In fact, I'd go so far as to say that every other established climate factor is bigger than human input. In other words, no matter what we do, we couldn't impact it to any measurable degree. OK, maybe if we detonated every nuke on the planet at the same time, some bad stuff could happen. But you get the idea: the amount of energy that is created by the interaction of all the factors above -- mostly driven by the Sun -- is a staggering sum, not fully appreciated by most people. It's like, a gazillion joule-newtons, or something. Srsly.

To think that we humans could compete with that, as a factor in changing climate, strikes me as, well, vain. We aren't really all that.

But just for discussion purposes, let's grant the point that man is causing CO2 to go up. So even with our supposed catastrophic impact on the climate, the amount of CO2 in the atmosphere has only risen from .00035 to .00038, or from .035% to .038%. So we need to freak out about that, because that change in .003% of the atmosphere is going to cause great ruin and devastation, but the other 99.997% of the atmosphere is nothing to worry about? Really?

Hey, I'm on board with taking care of the environment, and I do think we waste too many natural resources. But I need better evidence than that.

You'd think our fearless leaders in government and NGOs would be a little more skeptical as well. And you'd be wrong!

Those of us who live in the real world don't compete for federal and international grants. We don't put lipstick on our research pig, in a desperate attempt to convince small-brained bureaucrats -- who provide no useful service to taxpayers, but do hand out government largesse, i.e., our tax money we've so generously provided to them at the point of a gun -- that a CRISIS is upon us.

These good "scientists" and "researchers" and government/NGO lackeys all know that no matter what the cause of a given climate problem -- the Sun, perhaps, or La Nina, or other atmospheric shenanigans we still don't understand, and couldn't change even if we did -- the correct fix for that problem is always more money. Money fixes everything, even if the lack of money was not the cause of the problem in the first place. Money is magical.

Got that? So when the planet warms up, temporarily, well, this is just further proof or two things: (1) man is at fault, obviously, don't be an idiot, and (2) money is the obvious way to fix it. You big dope, you.

That is some pretty vain thinking, right there. But scientists who push this hype on us, and the government types that push this hype on us, they at least have an excuse for buying into it: $$$.

Us? Not so much.

And never mind that historically, it has been much, much warmer than it is today -- why do you think they call it Greenland? -- which would point to natural causes, and which would imply that could happen again.

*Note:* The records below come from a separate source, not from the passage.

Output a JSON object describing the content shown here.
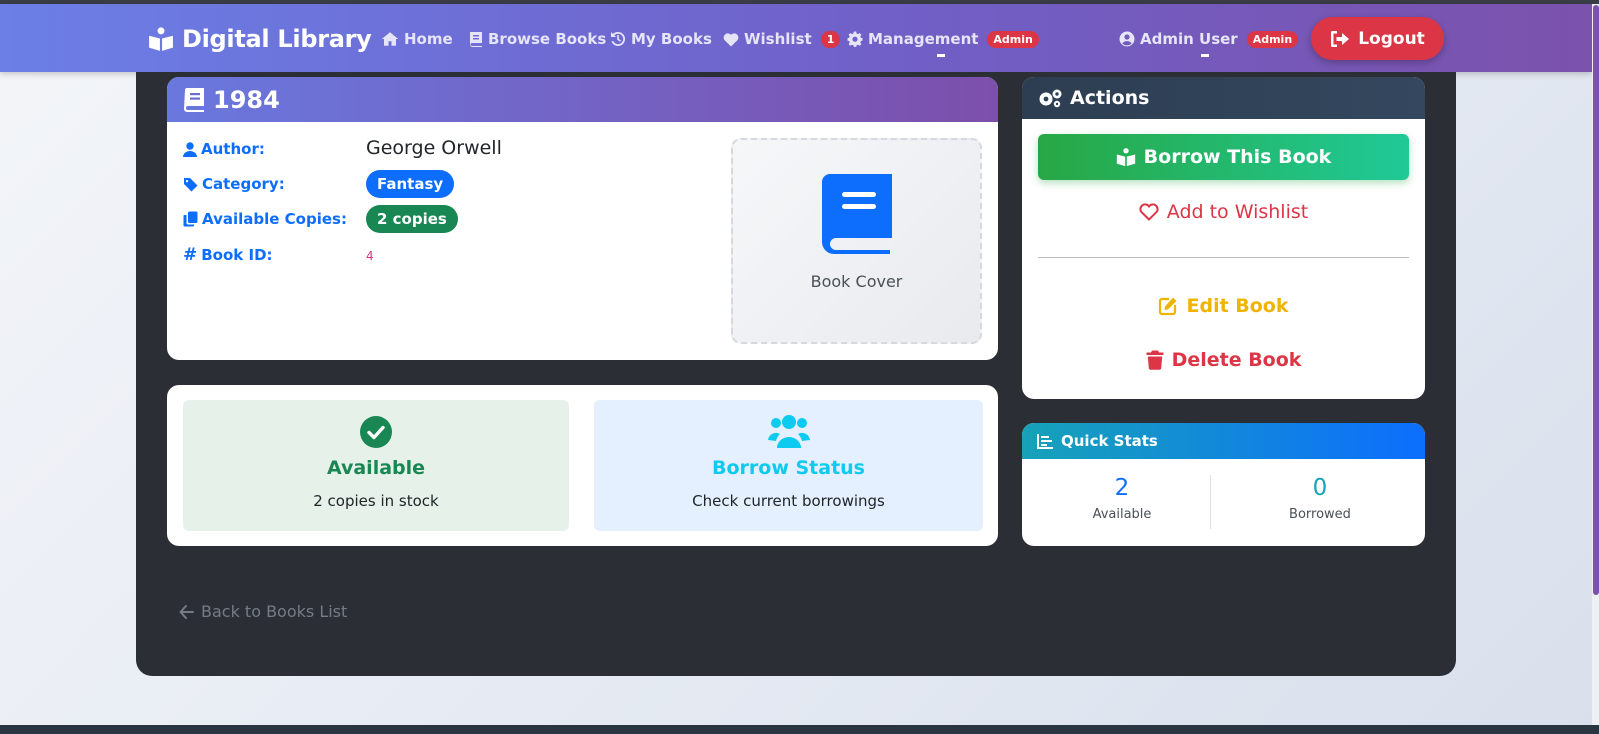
{
  "nav": {
    "brand": "Digital Library",
    "home": "Home",
    "browse": "Browse Books",
    "my_books": "My Books",
    "wishlist": "Wishlist",
    "wishlist_count": "1",
    "management": "Management",
    "management_badge": "Admin",
    "user": "Admin User",
    "user_badge": "Admin",
    "logout": "Logout"
  },
  "book": {
    "title": "1984",
    "author_label": "Author:",
    "author": "George Orwell",
    "category_label": "Category:",
    "category": "Fantasy",
    "copies_label": "Available Copies:",
    "copies": "2 copies",
    "id_label": "Book ID:",
    "id": "4",
    "cover_label": "Book Cover"
  },
  "status": {
    "available_title": "Available",
    "available_sub": "2 copies in stock",
    "borrow_title": "Borrow Status",
    "borrow_sub": "Check current borrowings"
  },
  "actions": {
    "title": "Actions",
    "borrow": "Borrow This Book",
    "wishlist": "Add to Wishlist",
    "edit": "Edit Book",
    "delete": "Delete Book"
  },
  "quick_stats": {
    "title": "Quick Stats",
    "available_value": "2",
    "available_label": "Available",
    "borrowed_value": "0",
    "borrowed_label": "Borrowed"
  },
  "back_link": "Back to Books List",
  "colors": {
    "primary": "#0d6efd",
    "success": "#198754",
    "danger": "#dc3545",
    "warning": "#f0b400",
    "info": "#17a2b8"
  }
}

Never mind that generally, warmer is better for the planet and the people on it, especially for growing crops, which sustain us in the form of food. No, we need to ignore all that established fact, and focus instead on wild, unproven schemes that will definitely restrict our economic growth.

So you'd better rush out, and buy your carbon credits now, before the government forces you to, at a higher price. Even though they are an obvious scam, designed to line the pockets of charlatans and snake-oil salesman like our friend Albert Gore Jr.

Listen, I've gotta run, but really, this has been cool. Thanks for all the info, and, no kidding, if I was in the market for a crisis, I'd be so all over this one. But I'm actually trying to cut down on my enviro-crises, because I've learned over the years that they're always wrong, and often in exactly the wrong direction.

So I'm just really trying to cut down on my crises. Maybe next time though!